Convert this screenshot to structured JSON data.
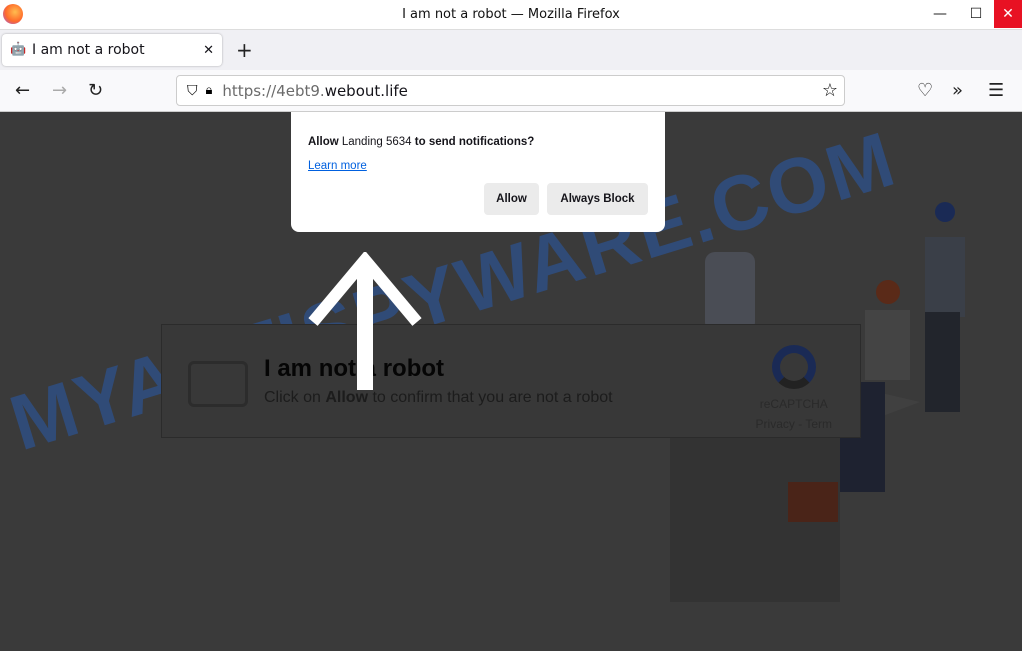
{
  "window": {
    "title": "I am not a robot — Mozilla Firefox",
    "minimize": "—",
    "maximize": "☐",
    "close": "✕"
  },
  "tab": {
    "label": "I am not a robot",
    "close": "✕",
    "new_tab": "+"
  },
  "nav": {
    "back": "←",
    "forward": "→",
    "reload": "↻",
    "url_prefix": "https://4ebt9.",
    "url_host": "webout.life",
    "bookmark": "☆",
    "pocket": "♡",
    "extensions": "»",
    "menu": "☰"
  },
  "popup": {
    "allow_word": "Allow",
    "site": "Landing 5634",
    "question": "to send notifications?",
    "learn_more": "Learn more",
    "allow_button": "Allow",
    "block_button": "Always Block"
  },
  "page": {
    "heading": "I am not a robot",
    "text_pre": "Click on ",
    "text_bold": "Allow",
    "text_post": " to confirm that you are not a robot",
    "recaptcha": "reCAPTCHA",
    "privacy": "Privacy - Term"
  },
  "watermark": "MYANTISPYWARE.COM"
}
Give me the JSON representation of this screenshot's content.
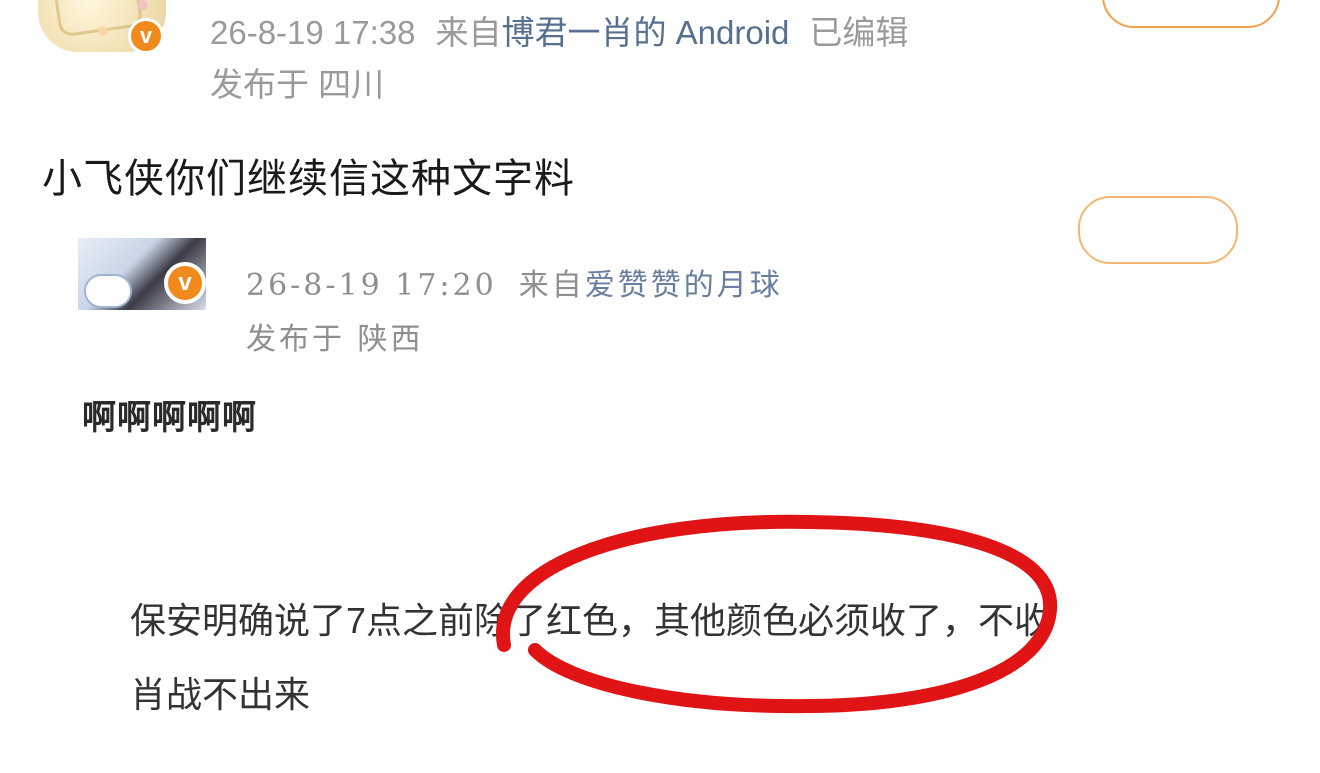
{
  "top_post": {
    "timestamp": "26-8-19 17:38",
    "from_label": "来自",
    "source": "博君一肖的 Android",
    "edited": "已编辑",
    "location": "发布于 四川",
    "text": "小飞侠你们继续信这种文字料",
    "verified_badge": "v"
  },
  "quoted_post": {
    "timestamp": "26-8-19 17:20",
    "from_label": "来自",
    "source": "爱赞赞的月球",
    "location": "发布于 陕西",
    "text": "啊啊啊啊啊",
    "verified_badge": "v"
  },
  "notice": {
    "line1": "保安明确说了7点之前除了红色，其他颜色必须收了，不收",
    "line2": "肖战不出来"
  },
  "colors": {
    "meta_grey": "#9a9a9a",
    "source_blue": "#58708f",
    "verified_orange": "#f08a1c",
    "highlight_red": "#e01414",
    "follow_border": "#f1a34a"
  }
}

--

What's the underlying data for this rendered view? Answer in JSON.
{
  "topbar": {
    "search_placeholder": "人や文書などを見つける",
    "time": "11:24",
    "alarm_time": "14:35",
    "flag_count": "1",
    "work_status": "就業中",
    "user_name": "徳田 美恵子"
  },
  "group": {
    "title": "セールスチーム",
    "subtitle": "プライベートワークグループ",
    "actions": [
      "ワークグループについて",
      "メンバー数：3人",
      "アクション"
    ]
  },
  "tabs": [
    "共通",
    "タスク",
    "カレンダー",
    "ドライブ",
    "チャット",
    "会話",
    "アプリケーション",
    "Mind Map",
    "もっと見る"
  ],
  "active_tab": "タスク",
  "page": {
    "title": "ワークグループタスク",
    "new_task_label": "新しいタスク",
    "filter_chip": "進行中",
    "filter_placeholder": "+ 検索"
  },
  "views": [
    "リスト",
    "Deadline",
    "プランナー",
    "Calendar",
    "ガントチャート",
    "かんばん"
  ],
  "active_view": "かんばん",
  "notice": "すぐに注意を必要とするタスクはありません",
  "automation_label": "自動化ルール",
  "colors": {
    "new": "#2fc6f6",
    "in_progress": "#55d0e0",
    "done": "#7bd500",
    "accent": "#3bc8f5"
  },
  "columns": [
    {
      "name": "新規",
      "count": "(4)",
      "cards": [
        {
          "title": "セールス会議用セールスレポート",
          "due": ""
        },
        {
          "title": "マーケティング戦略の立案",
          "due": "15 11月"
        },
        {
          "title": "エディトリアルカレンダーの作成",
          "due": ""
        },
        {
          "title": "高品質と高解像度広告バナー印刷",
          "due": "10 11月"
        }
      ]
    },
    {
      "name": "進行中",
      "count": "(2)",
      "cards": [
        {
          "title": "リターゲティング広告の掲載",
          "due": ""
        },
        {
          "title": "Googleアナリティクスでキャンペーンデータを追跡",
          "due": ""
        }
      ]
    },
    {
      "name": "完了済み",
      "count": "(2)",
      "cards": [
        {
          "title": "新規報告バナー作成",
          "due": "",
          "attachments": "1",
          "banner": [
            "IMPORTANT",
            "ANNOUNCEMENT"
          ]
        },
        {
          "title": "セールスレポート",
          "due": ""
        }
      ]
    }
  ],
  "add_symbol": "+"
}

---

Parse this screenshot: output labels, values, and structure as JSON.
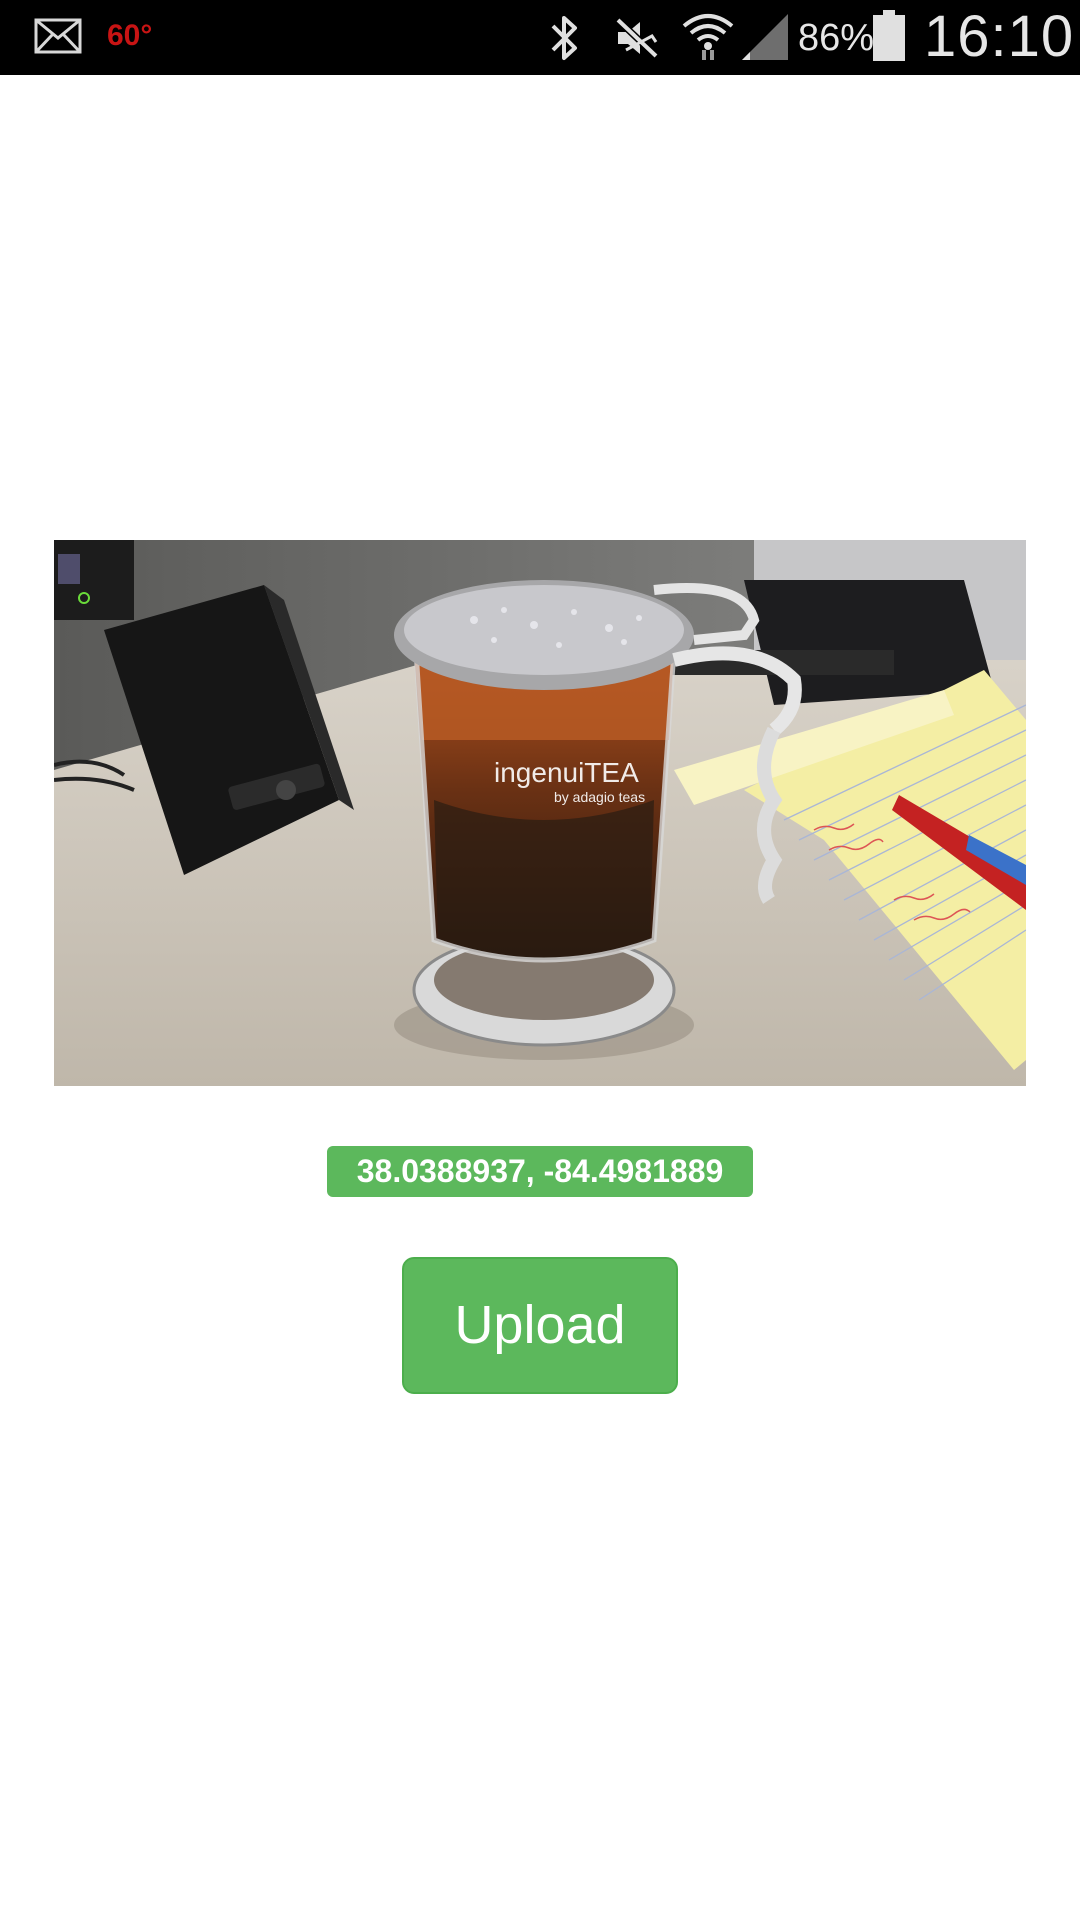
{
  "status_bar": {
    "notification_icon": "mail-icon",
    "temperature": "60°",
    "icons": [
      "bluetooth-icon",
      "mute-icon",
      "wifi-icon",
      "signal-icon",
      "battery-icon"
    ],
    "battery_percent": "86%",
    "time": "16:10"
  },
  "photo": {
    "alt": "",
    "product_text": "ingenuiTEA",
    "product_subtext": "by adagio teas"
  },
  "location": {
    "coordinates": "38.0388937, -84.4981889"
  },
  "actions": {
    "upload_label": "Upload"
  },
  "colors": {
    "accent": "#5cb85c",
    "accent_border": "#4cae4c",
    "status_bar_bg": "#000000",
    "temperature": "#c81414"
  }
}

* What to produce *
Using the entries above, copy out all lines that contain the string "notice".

* Answer space *
  "notice": {
  "notice": "すぐに注意を必要とするタスクはありません",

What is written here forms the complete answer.